Timuel and Jeremey made one last grunting effort that was followed by a wet sucking sound and the two men stepped back. There, in the flattened grass where the animal had skidded to a halt and thrashed out the last of its life, was a naked young girl. Her hair was plastered to her face and back by blood, and the pale white of her skin shone as though lit from within.
“T’is a bad omen, this,” Stevens spat and crossed himself.
“Is she...?” Samhain asked.
“She is, milord,” Timuel said, wiping his bloodied hands on a clump of grass. “She lives.”
The baron could see the girl’s back rising and falling with shallow breaths. He shook his head in disbelief. “We must bring her at once to the sages. They will know what to do.”
“We should kill this abomination and bury it in the woods,” Stevens said. Timuel shot him a pointed look.
“We will do as the baron commands, Stevens, and I’ll hear not another word from your mouth lest you wish never to speak again.”

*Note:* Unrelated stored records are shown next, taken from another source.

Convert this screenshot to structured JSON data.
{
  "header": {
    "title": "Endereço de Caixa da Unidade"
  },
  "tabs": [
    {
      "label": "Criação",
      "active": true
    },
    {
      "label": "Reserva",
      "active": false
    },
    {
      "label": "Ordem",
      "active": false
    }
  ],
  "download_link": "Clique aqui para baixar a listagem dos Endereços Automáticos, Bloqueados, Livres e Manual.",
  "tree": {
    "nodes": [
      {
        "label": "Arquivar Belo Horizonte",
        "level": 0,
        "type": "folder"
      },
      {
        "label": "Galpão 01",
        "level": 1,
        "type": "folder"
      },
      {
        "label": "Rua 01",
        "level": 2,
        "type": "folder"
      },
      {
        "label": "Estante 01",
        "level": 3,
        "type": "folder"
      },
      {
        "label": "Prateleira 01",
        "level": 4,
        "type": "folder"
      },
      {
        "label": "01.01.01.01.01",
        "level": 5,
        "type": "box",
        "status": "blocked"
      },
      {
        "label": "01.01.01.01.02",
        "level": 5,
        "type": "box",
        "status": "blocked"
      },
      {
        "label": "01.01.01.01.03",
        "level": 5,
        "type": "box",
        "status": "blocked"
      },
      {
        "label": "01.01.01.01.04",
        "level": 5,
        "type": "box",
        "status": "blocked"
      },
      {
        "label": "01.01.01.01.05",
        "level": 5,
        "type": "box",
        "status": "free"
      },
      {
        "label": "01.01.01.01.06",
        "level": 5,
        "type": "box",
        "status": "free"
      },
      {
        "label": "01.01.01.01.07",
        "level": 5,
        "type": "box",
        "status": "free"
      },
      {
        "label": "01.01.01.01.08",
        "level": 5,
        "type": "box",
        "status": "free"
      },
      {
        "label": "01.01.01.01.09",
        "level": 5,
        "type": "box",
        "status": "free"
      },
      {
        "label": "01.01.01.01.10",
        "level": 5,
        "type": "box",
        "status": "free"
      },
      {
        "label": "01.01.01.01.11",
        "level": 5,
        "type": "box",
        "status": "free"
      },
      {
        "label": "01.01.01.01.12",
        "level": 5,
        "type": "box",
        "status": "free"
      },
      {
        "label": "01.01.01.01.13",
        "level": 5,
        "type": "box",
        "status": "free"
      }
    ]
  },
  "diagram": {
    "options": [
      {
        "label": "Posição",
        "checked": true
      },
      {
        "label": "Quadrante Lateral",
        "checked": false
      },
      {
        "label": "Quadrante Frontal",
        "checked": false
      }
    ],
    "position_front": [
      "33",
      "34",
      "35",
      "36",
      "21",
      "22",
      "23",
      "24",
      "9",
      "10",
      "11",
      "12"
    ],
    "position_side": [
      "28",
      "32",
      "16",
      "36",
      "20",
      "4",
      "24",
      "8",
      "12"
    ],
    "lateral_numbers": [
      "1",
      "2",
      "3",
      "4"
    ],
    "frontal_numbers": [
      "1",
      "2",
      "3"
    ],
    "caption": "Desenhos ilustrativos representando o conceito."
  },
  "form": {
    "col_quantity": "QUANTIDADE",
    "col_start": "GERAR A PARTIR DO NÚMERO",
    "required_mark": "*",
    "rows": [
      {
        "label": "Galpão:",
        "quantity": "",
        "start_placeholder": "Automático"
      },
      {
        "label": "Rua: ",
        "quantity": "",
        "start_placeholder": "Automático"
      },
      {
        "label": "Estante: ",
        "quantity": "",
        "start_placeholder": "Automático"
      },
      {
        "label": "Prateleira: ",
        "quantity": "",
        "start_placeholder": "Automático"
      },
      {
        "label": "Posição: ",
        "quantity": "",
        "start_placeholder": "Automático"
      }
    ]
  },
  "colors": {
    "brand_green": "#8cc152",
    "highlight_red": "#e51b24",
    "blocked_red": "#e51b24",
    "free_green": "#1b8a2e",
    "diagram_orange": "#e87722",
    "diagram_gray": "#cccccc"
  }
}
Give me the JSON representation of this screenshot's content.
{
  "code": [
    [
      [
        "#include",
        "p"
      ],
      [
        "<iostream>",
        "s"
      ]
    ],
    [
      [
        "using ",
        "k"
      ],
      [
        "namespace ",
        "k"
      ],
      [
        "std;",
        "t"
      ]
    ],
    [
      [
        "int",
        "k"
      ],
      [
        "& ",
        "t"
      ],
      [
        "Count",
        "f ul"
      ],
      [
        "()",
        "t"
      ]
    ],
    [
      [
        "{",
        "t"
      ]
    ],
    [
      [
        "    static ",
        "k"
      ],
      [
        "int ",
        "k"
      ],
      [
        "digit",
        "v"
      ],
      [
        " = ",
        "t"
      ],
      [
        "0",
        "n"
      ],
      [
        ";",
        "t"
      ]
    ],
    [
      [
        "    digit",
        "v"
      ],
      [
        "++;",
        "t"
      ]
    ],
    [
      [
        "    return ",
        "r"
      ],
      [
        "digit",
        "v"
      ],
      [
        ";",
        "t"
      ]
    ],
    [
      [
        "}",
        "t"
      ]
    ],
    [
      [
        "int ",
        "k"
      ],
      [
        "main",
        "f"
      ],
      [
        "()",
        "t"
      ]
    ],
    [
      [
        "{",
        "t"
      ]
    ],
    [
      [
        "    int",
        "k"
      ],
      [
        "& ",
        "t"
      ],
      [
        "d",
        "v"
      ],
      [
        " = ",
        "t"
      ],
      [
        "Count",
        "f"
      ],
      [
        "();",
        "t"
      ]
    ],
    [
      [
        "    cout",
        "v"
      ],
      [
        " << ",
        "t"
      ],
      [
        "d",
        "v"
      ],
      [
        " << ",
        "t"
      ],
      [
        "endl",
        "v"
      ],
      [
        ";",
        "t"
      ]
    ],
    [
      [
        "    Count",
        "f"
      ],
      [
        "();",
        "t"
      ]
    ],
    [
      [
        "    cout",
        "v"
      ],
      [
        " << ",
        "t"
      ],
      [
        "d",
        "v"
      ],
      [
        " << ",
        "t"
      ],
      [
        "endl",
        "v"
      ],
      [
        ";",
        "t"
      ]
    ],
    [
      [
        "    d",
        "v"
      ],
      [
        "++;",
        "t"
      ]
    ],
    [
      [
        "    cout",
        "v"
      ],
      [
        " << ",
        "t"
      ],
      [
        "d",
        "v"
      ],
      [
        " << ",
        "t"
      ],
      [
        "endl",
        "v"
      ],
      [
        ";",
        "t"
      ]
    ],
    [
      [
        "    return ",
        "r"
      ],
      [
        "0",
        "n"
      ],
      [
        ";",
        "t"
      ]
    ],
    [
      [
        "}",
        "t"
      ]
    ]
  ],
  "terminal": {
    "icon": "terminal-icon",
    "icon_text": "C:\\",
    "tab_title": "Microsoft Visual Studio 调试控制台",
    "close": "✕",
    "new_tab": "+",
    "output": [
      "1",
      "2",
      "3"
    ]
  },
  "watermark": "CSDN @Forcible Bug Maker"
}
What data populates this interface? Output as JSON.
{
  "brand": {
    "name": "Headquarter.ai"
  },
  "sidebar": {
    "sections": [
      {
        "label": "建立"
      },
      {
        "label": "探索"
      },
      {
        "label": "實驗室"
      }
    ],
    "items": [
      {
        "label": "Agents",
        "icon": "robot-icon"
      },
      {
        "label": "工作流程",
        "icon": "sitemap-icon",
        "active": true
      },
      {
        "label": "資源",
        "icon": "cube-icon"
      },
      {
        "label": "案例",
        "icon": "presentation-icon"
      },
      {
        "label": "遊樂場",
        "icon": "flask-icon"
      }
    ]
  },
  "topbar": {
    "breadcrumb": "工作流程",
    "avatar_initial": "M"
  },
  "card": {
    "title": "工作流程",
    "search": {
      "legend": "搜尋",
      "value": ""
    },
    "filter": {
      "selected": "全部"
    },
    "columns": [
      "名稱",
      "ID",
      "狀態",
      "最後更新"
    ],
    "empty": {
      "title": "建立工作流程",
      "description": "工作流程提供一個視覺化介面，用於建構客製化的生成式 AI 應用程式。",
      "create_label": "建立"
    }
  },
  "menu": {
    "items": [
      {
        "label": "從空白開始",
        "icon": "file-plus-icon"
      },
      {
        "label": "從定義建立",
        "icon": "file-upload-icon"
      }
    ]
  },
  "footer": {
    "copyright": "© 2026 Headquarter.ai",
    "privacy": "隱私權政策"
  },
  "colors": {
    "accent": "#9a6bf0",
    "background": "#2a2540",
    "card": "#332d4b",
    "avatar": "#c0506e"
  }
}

Stevens pulled on his horse’s reins, backing away from the scene. “I’ll have naught to do with this.”
“You’ll forsake your pay, then,” Timuel said.
“Gladly,” Stevens said, turning his horse and kicking into a trot.
“Milord?” Timuel asked.
Samhain had to fight to tear his eyes from the girl. He focused on Timuel and noticed that Stevens was leaving.
“It’s fine. Let him go. I don’t blame him. Wrap the girl in a blanket and put her on my horse. I’ll bear the responsibility. Bring what’s left of the animal’s carcass as well, I’ll not lose proof of my kill.” The shallow absurdity of the words was not lost on any of the men there, but it was protocol and the reason they were there to begin with.
For a moment Samhain wished he had the luxury of fleeing like the man Stevens had. While he was not a superstitious man, the baron had been raised on the same tales as all the other children of the kingdom and lived with the same childish fears.
2014.10.27 – 2023.06.18